Data extracts START

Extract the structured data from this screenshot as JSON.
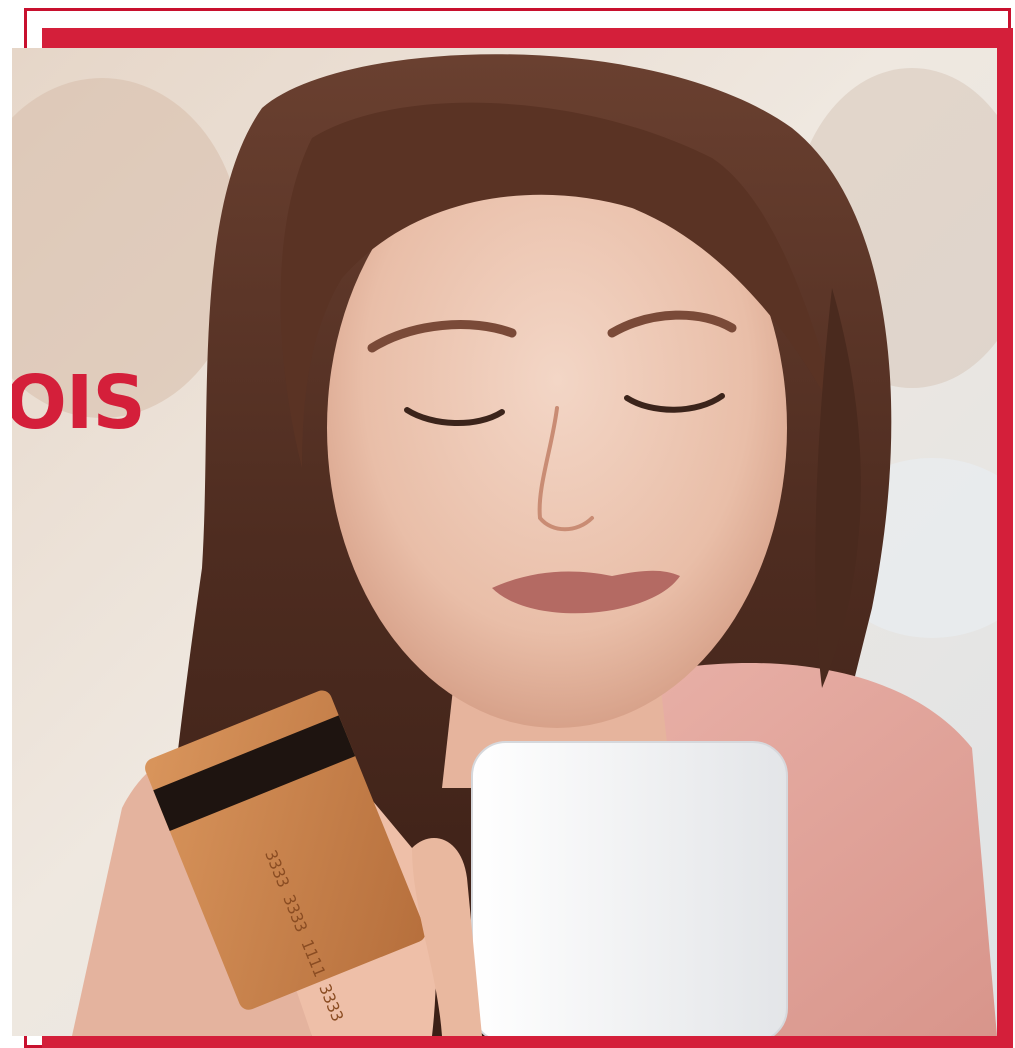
{
  "headline": {
    "text": "OIS"
  },
  "colors": {
    "accent": "#d41f3a",
    "frame": "#c8102e",
    "card": "#c98650",
    "phone": "#f2f2f2",
    "top": "#e5a8a0"
  },
  "scene": {
    "subject": "woman",
    "objects": [
      "credit-card",
      "smartphone"
    ]
  }
}
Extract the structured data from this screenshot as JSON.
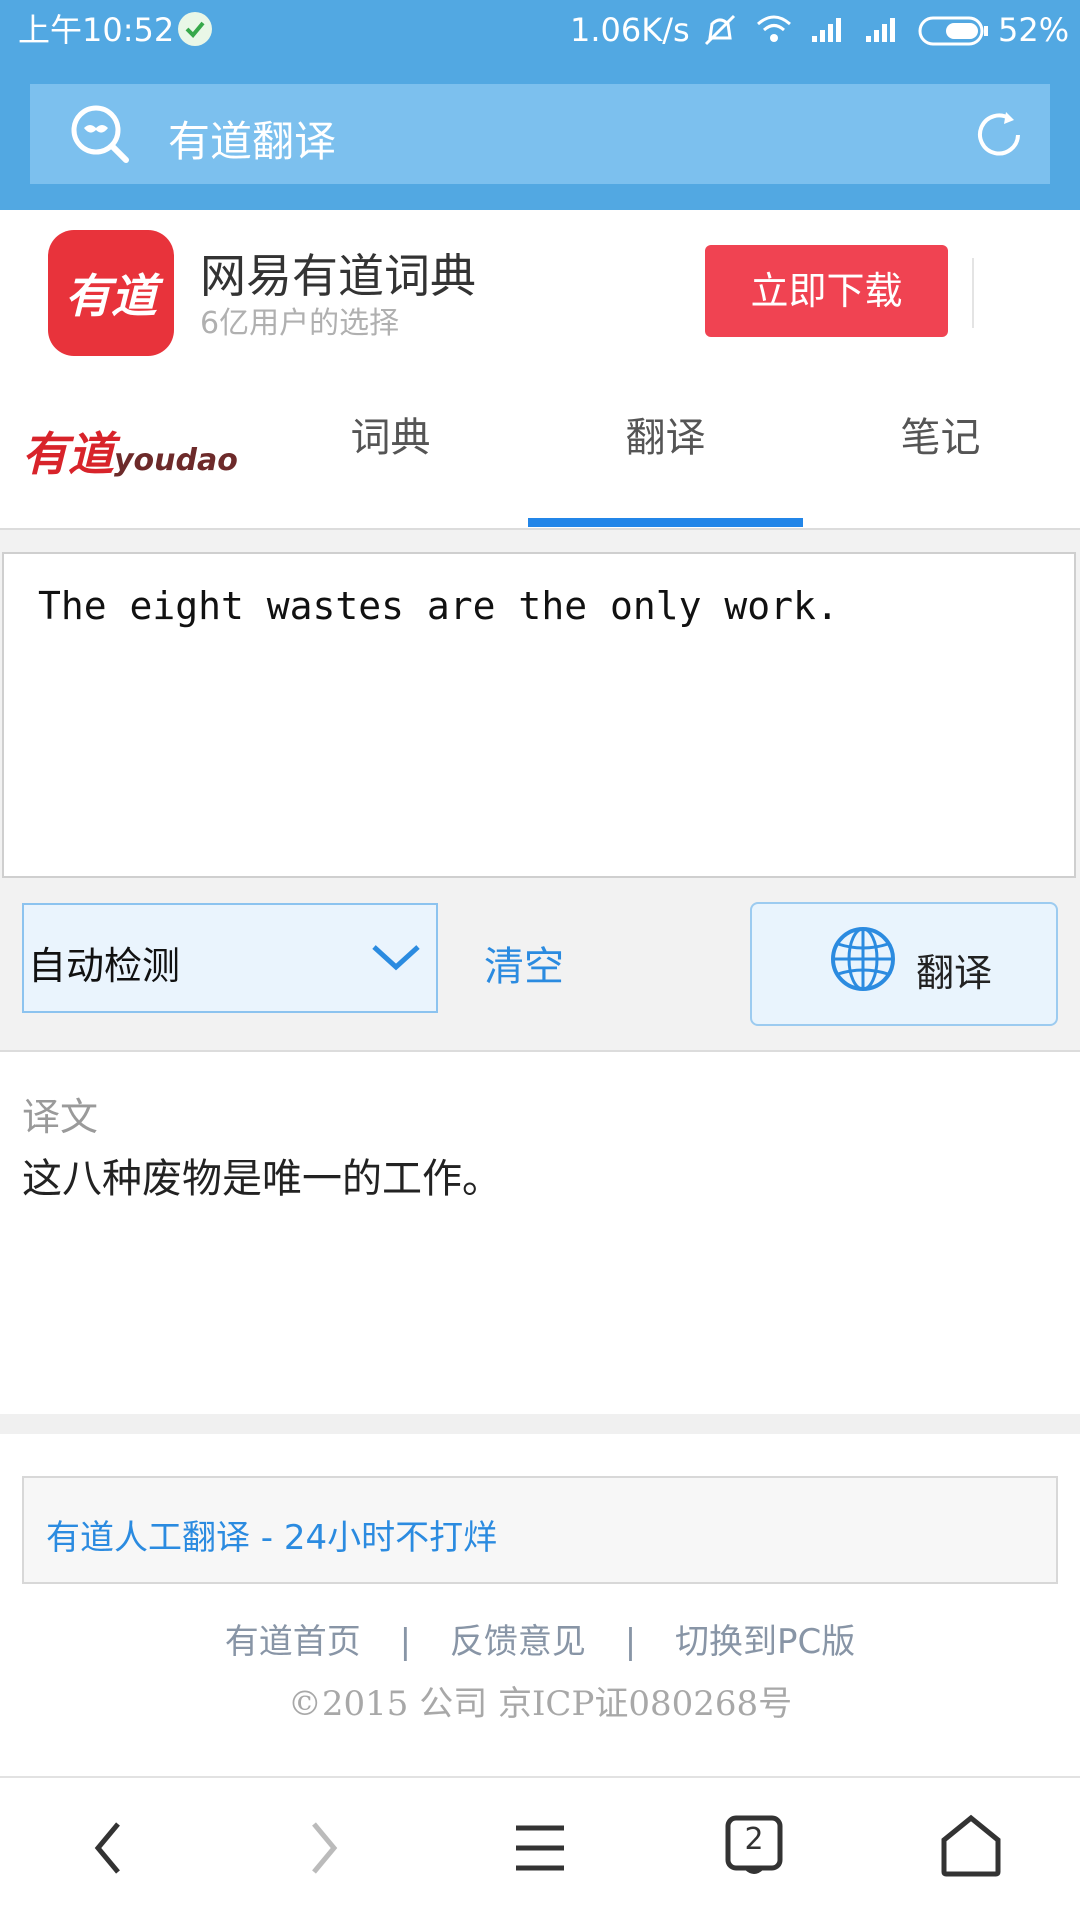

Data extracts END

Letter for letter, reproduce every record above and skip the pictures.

[Solution to this task]
Extract the structured data from this screenshot as JSON.
{
  "headline": {
    "text": "OIS"
  },
  "colors": {
    "accent": "#d41f3a",
    "frame": "#c8102e",
    "card": "#c98650",
    "phone": "#f2f2f2",
    "top": "#e5a8a0"
  },
  "scene": {
    "subject": "woman",
    "objects": [
      "credit-card",
      "smartphone"
    ]
  }
}
Extract the structured data from this screenshot as JSON.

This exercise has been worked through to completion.